So we have the player character, one object, and a 2D environment. This looks like the setup for a puzzle game. The room will be constructed as a single-room platformer, but with a focus on the object-based puzzles rather than jumping puzzles.
The shape and size of the object needs careful consideration, because it will change the nature of the puzzles significantly. A well-known but unconventional shape, such as the L-shaped Tetris piece, would lend itself to more creative puzzle generation.
> Is It… Alive?
The player’s first encounter with the object will be when they walk by it and it is enclosed in a cage.
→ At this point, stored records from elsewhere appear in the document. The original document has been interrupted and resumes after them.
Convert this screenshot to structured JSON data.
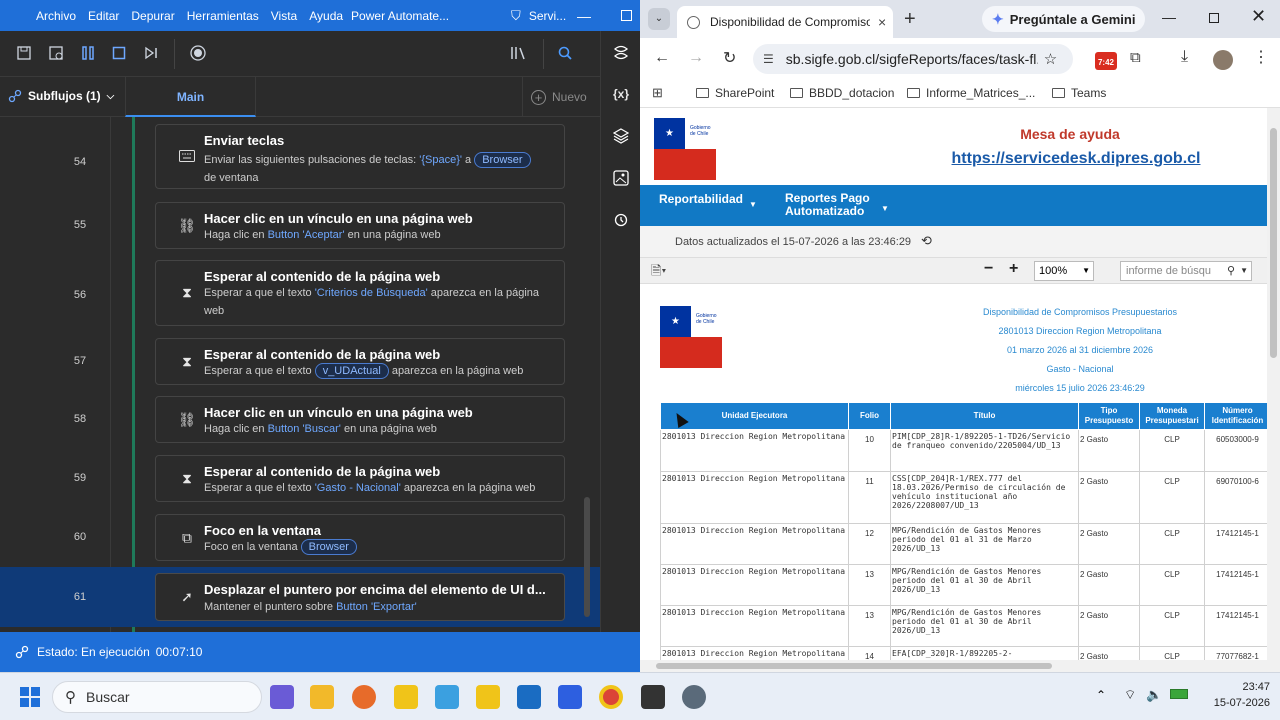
{
  "power_automate": {
    "menu": [
      "Archivo",
      "Editar",
      "Depurar",
      "Herramientas",
      "Vista",
      "Ayuda"
    ],
    "app_title": "Power Automate...",
    "title_extra": "Servi...",
    "subflows_label": "Subflujos (1)",
    "tab_main": "Main",
    "new_label": "Nuevo",
    "steps": [
      {
        "num": "54",
        "title": "Enviar teclas",
        "desc_parts": [
          "Enviar las siguientes pulsaciones de teclas: ",
          "'{Space}'",
          " a ",
          "Browser",
          " de ventana"
        ],
        "icon": "keyboard-icon"
      },
      {
        "num": "55",
        "title": "Hacer clic en un vínculo en una página web",
        "desc_parts": [
          "Haga clic en ",
          "Button 'Aceptar'",
          " en una página web"
        ],
        "icon": "link-icon"
      },
      {
        "num": "56",
        "title": "Esperar al contenido de la página web",
        "desc_parts": [
          "Esperar a que el texto ",
          "'Criterios de Búsqueda'",
          " aparezca en la página web"
        ],
        "icon": "hourglass-icon"
      },
      {
        "num": "57",
        "title": "Esperar al contenido de la página web",
        "desc_parts": [
          "Esperar a que el texto ",
          "v_UDActual",
          " aparezca en la página web"
        ],
        "icon": "hourglass-icon"
      },
      {
        "num": "58",
        "title": "Hacer clic en un vínculo en una página web",
        "desc_parts": [
          "Haga clic en ",
          "Button 'Buscar'",
          " en una página web"
        ],
        "icon": "link-icon"
      },
      {
        "num": "59",
        "title": "Esperar al contenido de la página web",
        "desc_parts": [
          "Esperar a que el texto ",
          "'Gasto - Nacional'",
          " aparezca en la página web"
        ],
        "icon": "hourglass-icon"
      },
      {
        "num": "60",
        "title": "Foco en la ventana",
        "desc_parts": [
          "Foco en la ventana ",
          "Browser"
        ],
        "icon": "window-focus-icon"
      },
      {
        "num": "61",
        "title": "Desplazar el puntero por encima del elemento de UI d...",
        "desc_parts": [
          "Mantener el puntero sobre ",
          "Button 'Exportar'"
        ],
        "icon": "pointer-icon"
      }
    ],
    "status_label": "Estado: En ejecución",
    "status_time": "00:07:10"
  },
  "chrome": {
    "tab_title": "Disponibilidad de Compromiso",
    "gemini_label": "Pregúntale a Gemini",
    "url": "sb.sigfe.gob.cl/sigfeReports/faces/task-fl...",
    "ext_badge": "7:42",
    "bookmarks": [
      "SharePoint",
      "BBDD_dotacion",
      "Informe_Matrices_...",
      "Teams"
    ]
  },
  "site": {
    "logo_text": "Gobierno de Chile",
    "help_title": "Mesa de ayuda",
    "help_link": "https://servicedesk.dipres.gob.cl",
    "nav1": "Reportabilidad",
    "nav2_line1": "Reportes Pago",
    "nav2_line2": "Automatizado",
    "updated": "Datos actualizados el 15-07-2026 a las 23:46:29",
    "zoom": "100%",
    "search_placeholder": "informe de búsqu"
  },
  "report": {
    "title": "Disponibilidad de Compromisos Presupuestarios",
    "unit": "2801013 Direccion Region Metropolitana",
    "period": "01 marzo 2026 al 31 diciembre 2026",
    "type": "Gasto - Nacional",
    "date": "miércoles 15 julio 2026 23:46:29",
    "columns": [
      "Unidad Ejecutora",
      "Folio",
      "Título",
      "Tipo Presupuesto",
      "Moneda Presupuestari",
      "Número Identificación"
    ],
    "rows": [
      [
        "2801013 Direccion Region Metropolitana",
        "10",
        "PIM[CDP_28]R-1/892205-1-TD26/Servicio de franqueo convenido/2205004/UD_13",
        "2 Gasto",
        "CLP",
        "60503000-9"
      ],
      [
        "2801013 Direccion Region Metropolitana",
        "11",
        "CSS[CDP_204]R-1/REX.777 del 18.03.2026/Permiso de circulación de vehículo institucional año 2026/2208007/UD_13",
        "2 Gasto",
        "CLP",
        "69070100-6"
      ],
      [
        "2801013 Direccion Region Metropolitana",
        "12",
        "MPG/Rendición de Gastos Menores periodo del 01 al 31 de Marzo 2026/UD_13",
        "2 Gasto",
        "CLP",
        "17412145-1"
      ],
      [
        "2801013 Direccion Region Metropolitana",
        "13",
        "MPG/Rendición de Gastos Menores periodo del 01 al 30 de Abril 2026/UD_13",
        "2 Gasto",
        "CLP",
        "17412145-1"
      ],
      [
        "2801013 Direccion Region Metropolitana",
        "13",
        "MPG/Rendición de Gastos Menores periodo del 01 al 30 de Abril 2026/UD_13",
        "2 Gasto",
        "CLP",
        "17412145-1"
      ],
      [
        "2801013 Direccion Region Metropolitana",
        "14",
        "EFA[CDP_320]R-1/892205-2-",
        "2 Gasto",
        "CLP",
        "77077682-1"
      ]
    ]
  },
  "taskbar": {
    "search_placeholder": "Buscar",
    "time": "23:47",
    "date": "15-07-2026"
  }
}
The player’s second encounter with the object will be when they walk past the cage again, and it is broken. The object sits beside the cage. The player will then encounter a puzzle that requires the object to solve in a simple and obvious manner – such as a hole in a wall with the same shape as the object.
As said before, the nature of the object will be a mystery. As well as moving on its own offscreen, I would like the player to encounter a puzzle with the object already at the end and an indication that it had solved the puzzle for you before you got there. The motivations of the object are left ambiguous.
The end of the game would involve leaving the object behind.
> Depth and Complexity
It is important to keep the ideas of depth and complexity in mind when constructing a puzzle game. A game has depth when there are a small amount of mechanics that work together in increasingly complex ways without introducing more to the player, and complexity refers to the sheer amount of mechanics used.
Complexity isn’t bad, but it can be hard to handle – especially in a short game like the one I’m pitching. I will focus on its depth; on the range of things that can be done with a small group of rules.
Thomas Was Alone; Portal; Journey; Limbo; Undertale; Super Meat Boy.